DATA IN THIS EXERCISE:
* * * * * * *
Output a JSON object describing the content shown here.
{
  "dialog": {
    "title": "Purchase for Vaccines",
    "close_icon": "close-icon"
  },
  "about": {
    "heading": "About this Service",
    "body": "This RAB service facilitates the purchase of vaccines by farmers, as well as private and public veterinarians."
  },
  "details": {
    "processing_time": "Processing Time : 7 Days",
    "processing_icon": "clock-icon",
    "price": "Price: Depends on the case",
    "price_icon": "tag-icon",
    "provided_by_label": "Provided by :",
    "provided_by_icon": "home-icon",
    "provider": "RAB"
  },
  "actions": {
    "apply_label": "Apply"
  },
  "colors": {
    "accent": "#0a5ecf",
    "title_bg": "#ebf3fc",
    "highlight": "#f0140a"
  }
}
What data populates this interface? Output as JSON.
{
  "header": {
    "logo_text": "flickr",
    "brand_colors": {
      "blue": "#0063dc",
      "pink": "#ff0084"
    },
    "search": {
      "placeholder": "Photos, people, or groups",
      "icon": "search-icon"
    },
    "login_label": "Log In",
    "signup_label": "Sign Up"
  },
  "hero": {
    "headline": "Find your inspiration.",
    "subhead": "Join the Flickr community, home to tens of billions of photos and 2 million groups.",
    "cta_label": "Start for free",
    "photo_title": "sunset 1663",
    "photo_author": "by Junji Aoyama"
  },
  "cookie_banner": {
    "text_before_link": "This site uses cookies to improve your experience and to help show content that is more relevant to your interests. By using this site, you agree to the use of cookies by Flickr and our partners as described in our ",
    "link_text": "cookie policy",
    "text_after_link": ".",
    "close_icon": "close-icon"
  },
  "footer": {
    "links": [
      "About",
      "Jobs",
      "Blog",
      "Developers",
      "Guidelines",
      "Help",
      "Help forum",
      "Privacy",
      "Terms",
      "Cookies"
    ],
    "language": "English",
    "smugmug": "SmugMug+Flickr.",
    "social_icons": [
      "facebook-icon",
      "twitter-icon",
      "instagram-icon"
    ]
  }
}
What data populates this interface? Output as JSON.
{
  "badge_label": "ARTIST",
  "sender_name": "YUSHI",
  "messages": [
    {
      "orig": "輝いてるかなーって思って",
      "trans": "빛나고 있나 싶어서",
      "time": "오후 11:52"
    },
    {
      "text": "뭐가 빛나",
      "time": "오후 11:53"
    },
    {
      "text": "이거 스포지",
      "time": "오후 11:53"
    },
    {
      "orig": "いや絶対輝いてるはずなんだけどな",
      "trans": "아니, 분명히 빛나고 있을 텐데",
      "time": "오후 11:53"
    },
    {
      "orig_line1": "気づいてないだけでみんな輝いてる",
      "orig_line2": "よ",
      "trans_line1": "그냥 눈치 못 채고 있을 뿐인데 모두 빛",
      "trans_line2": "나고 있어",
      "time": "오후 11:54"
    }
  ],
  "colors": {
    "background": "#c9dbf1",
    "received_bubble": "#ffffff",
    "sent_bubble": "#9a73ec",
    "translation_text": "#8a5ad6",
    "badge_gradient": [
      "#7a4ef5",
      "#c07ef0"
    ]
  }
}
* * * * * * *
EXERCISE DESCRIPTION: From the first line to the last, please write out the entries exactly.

RESPONSE BOX:
Output a JSON object describing the content shown here.
{
  "dialog": {
    "title": "Purchase for Vaccines",
    "close_icon": "close-icon"
  },
  "about": {
    "heading": "About this Service",
    "body": "This RAB service facilitates the purchase of vaccines by farmers, as well as private and public veterinarians."
  },
  "details": {
    "processing_time": "Processing Time : 7 Days",
    "processing_icon": "clock-icon",
    "price": "Price: Depends on the case",
    "price_icon": "tag-icon",
    "provided_by_label": "Provided by :",
    "provided_by_icon": "home-icon",
    "provider": "RAB"
  },
  "actions": {
    "apply_label": "Apply"
  },
  "colors": {
    "accent": "#0a5ecf",
    "title_bg": "#ebf3fc",
    "highlight": "#f0140a"
  }
}
What data populates this interface? Output as JSON.
{
  "header": {
    "logo_text": "flickr",
    "brand_colors": {
      "blue": "#0063dc",
      "pink": "#ff0084"
    },
    "search": {
      "placeholder": "Photos, people, or groups",
      "icon": "search-icon"
    },
    "login_label": "Log In",
    "signup_label": "Sign Up"
  },
  "hero": {
    "headline": "Find your inspiration.",
    "subhead": "Join the Flickr community, home to tens of billions of photos and 2 million groups.",
    "cta_label": "Start for free",
    "photo_title": "sunset 1663",
    "photo_author": "by Junji Aoyama"
  },
  "cookie_banner": {
    "text_before_link": "This site uses cookies to improve your experience and to help show content that is more relevant to your interests. By using this site, you agree to the use of cookies by Flickr and our partners as described in our ",
    "link_text": "cookie policy",
    "text_after_link": ".",
    "close_icon": "close-icon"
  },
  "footer": {
    "links": [
      "About",
      "Jobs",
      "Blog",
      "Developers",
      "Guidelines",
      "Help",
      "Help forum",
      "Privacy",
      "Terms",
      "Cookies"
    ],
    "language": "English",
    "smugmug": "SmugMug+Flickr.",
    "social_icons": [
      "facebook-icon",
      "twitter-icon",
      "instagram-icon"
    ]
  }
}
What data populates this interface? Output as JSON.
{
  "badge_label": "ARTIST",
  "sender_name": "YUSHI",
  "messages": [
    {
      "orig": "輝いてるかなーって思って",
      "trans": "빛나고 있나 싶어서",
      "time": "오후 11:52"
    },
    {
      "text": "뭐가 빛나",
      "time": "오후 11:53"
    },
    {
      "text": "이거 스포지",
      "time": "오후 11:53"
    },
    {
      "orig": "いや絶対輝いてるはずなんだけどな",
      "trans": "아니, 분명히 빛나고 있을 텐데",
      "time": "오후 11:53"
    },
    {
      "orig_line1": "気づいてないだけでみんな輝いてる",
      "orig_line2": "よ",
      "trans_line1": "그냥 눈치 못 채고 있을 뿐인데 모두 빛",
      "trans_line2": "나고 있어",
      "time": "오후 11:54"
    }
  ],
  "colors": {
    "background": "#c9dbf1",
    "received_bubble": "#ffffff",
    "sent_bubble": "#9a73ec",
    "translation_text": "#8a5ad6",
    "badge_gradient": [
      "#7a4ef5",
      "#c07ef0"
    ]
  }
}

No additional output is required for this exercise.